Passaging cells - (Jul/31/2012 )
I'm currently in debate with another member of my lab.
We've all been told that passaging cell lines too many times is not good for them and should be limited, but what does this mean?
1. Does this apply only to adherent cells? My colleague believes it cannot apply to suspension cells because all you are doing is transferring the cells to another flask with some more medium, which is hardly going to have any detrimental effect on them
2. On an equally important note, how exactly does one pronounce passage. Is it like massage or like sausage? There is someone else in my lab who says it is a silent p and should be pronounced assage.
Many thanks for your help!
Too many passages can result in the genetic and phenotypic changes of cell lines. (I saw formerly a work report where two cultures of the same cell line had different passage numbers, and the culture with higher passage number lost the described characteristics (phenotype) of the cell line, but the culture with the lower passage number retained them.)
Hi Marton, thanks for the reply
But did this report you mention apply to adherent cells or suspension cells? And how do you pronounce the word passage?
It was an adherent cell line (perhaps Caco-2). Potential genetic changes apply to both adherent and suspension cells.
The distinction between the treatment of adherent and suspension cultures probably derives from another general rule: The adherent cell lines must not culture for long time in confluent form, because they can lose their contact inhibition (Adherent cells usually stop dividing when cells reach the confluent state.) Obviously, this rule concerns only adherent cells.
I am not a native speaker, but I think it should be pronounced with 'p'. (Dictionaries usually contain the pronunciations.)
Silent "p"? Wonder where they got that from?

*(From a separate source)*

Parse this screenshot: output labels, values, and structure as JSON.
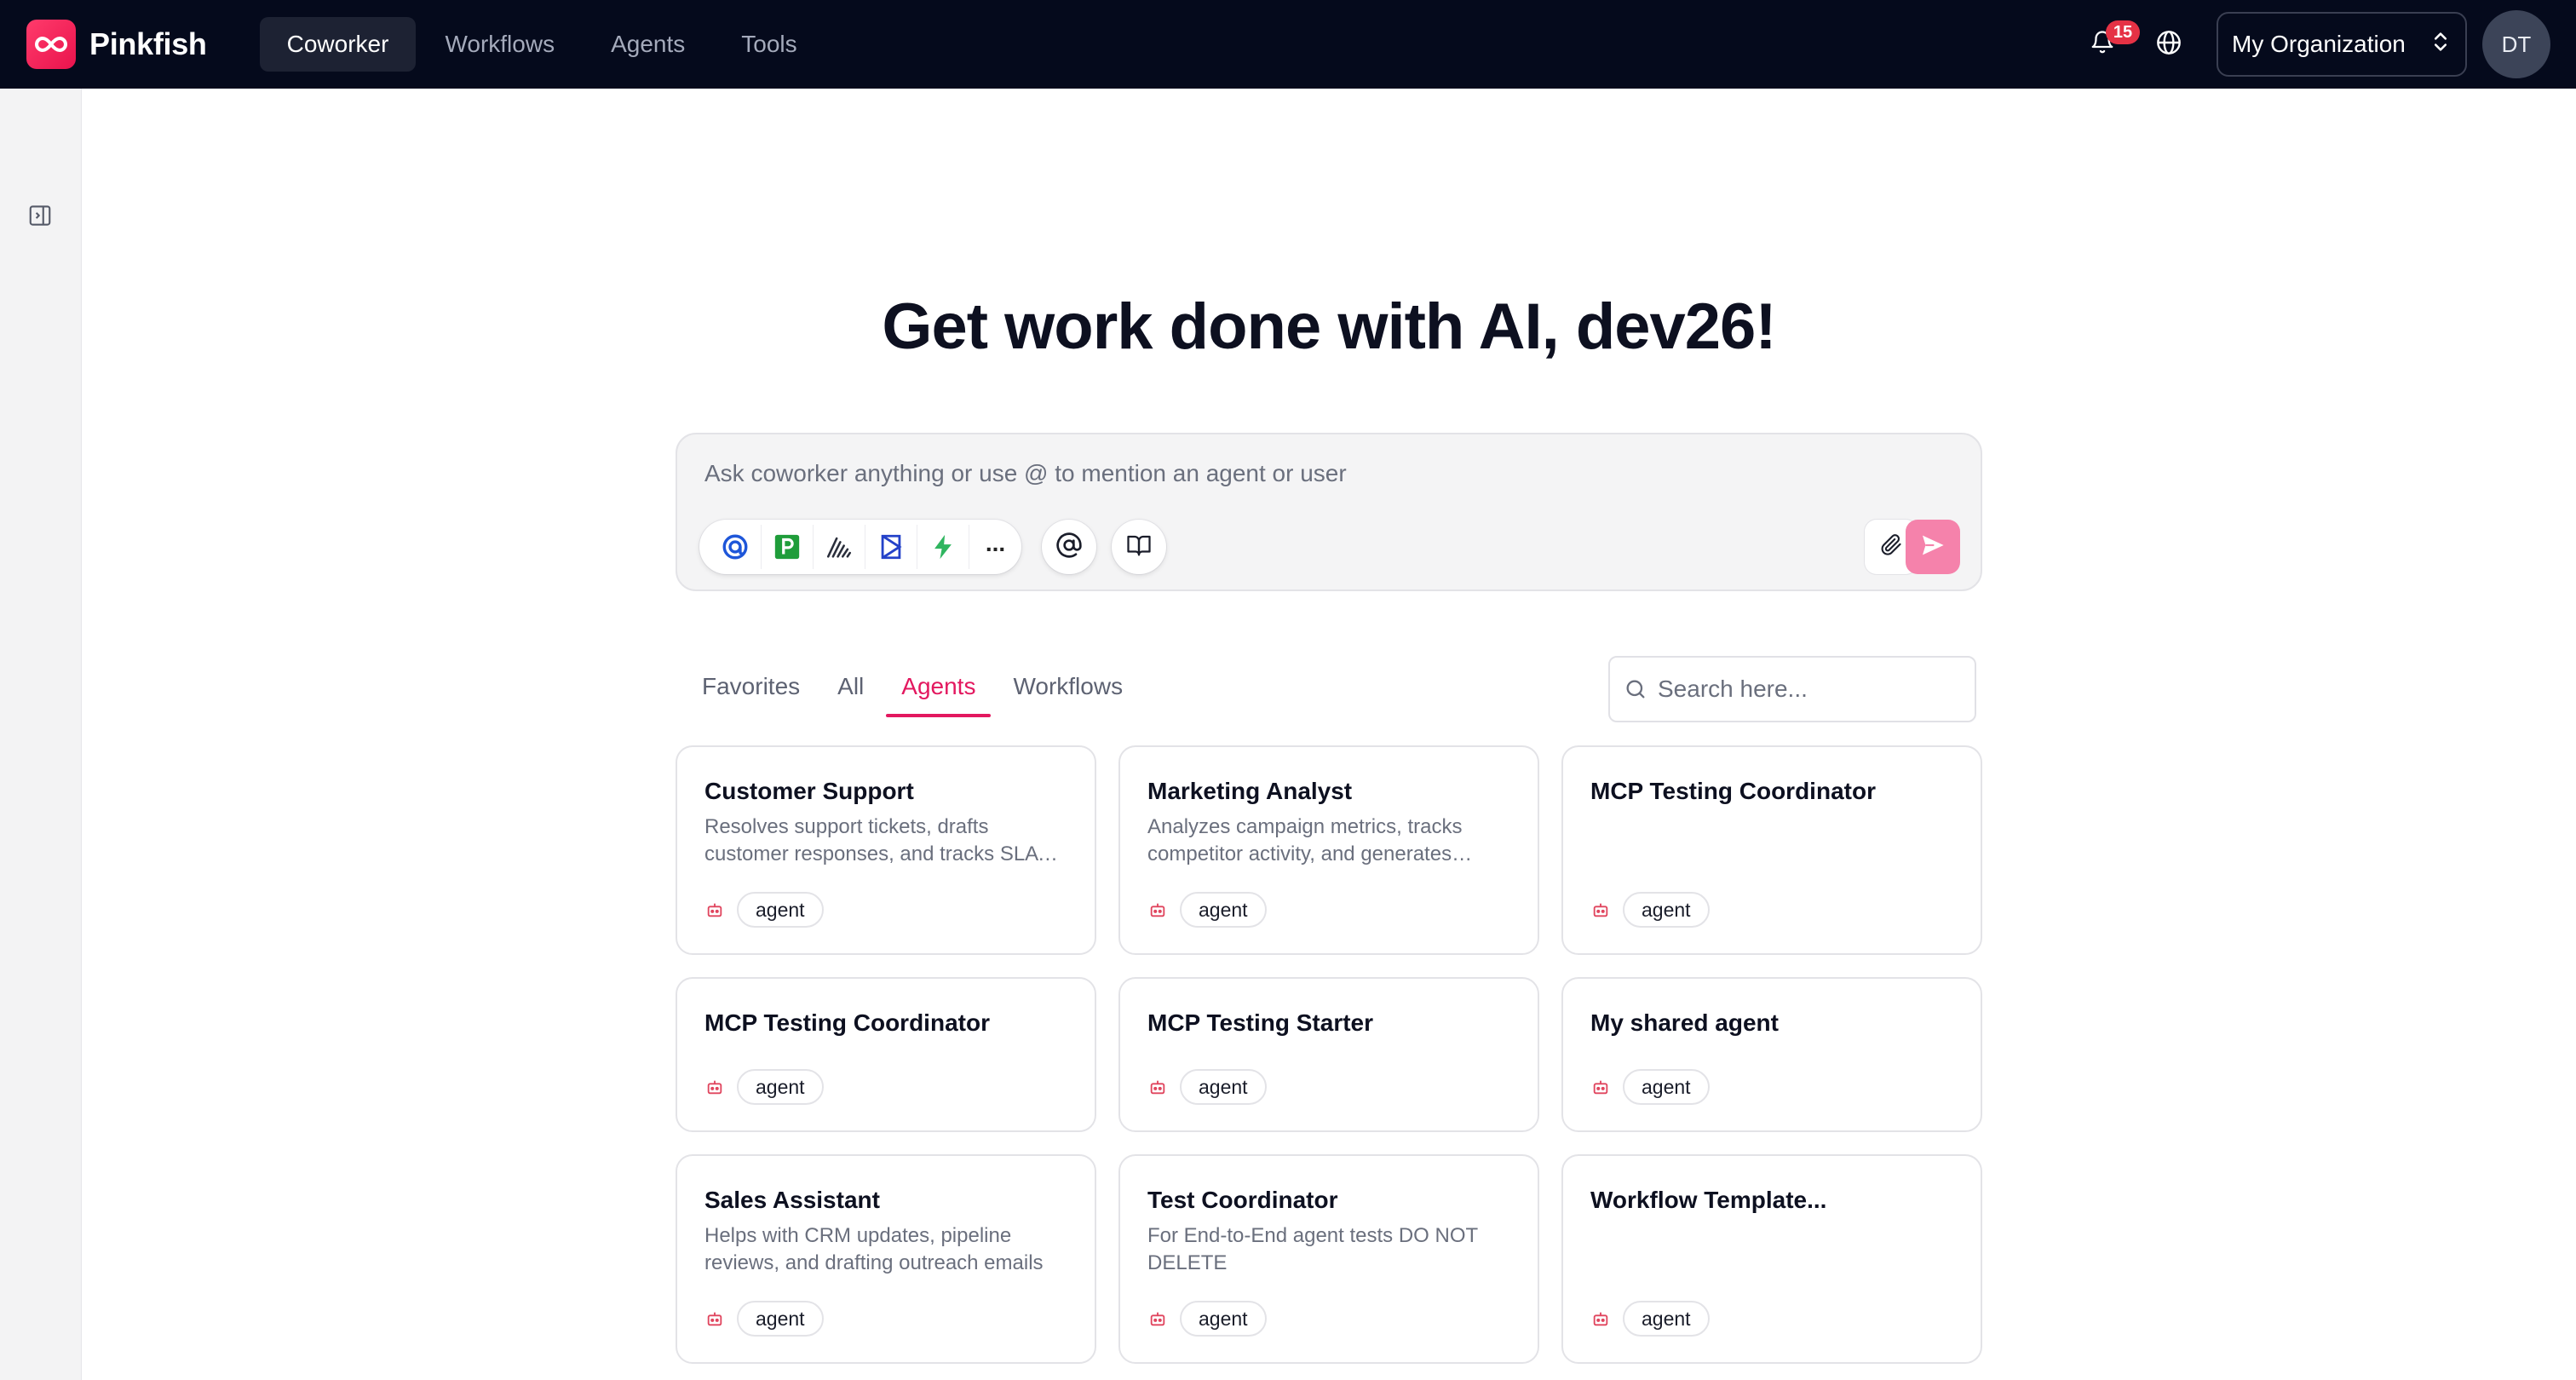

That's a new one!
You most definitely pronounce the "p". And, in my opinion, the correct pronunciation is the same as massage, although you will find much conjecture about this- and it really doesn't matter, people will know what you mean.
(I've honestly never heard anyone pronounce it the other way though)
To passage your cells is to sub-culture or "split" them, and yes it applies to suspension cells too. Your colleague was wrong to say it doesn't. Each time you take some of your suspension cells and sub culture them into fresh media, this is a passage.
With suspension cells, you would let them grow until just before they reach maximum density (when they are still in the range that is optimal for growth), and you would sub them into new media- this would be a passage. Of course this will have an effect on the cells, growing and dividing continuously is going to have some effect on cells no matter how you are growing them.
Not sure where my colleague got the silent p from, but she is adamant she is correct and is continuing to pronounce it as "assage". Hopefully others can confirm that you are right.
Your comments were very useful, much appreciated.
Good to hear from you. My European colleague is very interested in cell passage. He is also a book reviewer but that's irrelevant. He told me that cell passage is pronounced 'assage' with a silent p so I beg to differ with leelee.
Either way I wish you all the best with your cell splitting- it sounds like you are giving it a lot of thought and that's the main thing!
Best wishes from the Middle East
Your European colleague may be French, they like omitting the letters. (For instance, they do not pronounce the first h and last e of a word. )
Agree with doles. French people have a habit of omitting words. Try and learn pronounciation from an english person YMCA
Thanks for all the comments, much appreciated. i feel that going with the p is the way to go, but YMCA's European colleague and my the girl in my lab have certainly provided an alternative point of view that must be considered.
By the way YMCA, it's interesting that your colleague is a book reviewer, since my lab colleague is considering writing a book on cell culture. She was initially interested in primary cells, but has now spent a significant amount of time studying all permutations related to the growth cycle of cell lines (in particular K562). She really is very passionate about cell proliferation kinetics, although has yet to find an exact definition of what this means.
Thanks again everyone! Any more thoughts on pronunciation will be gratefully received!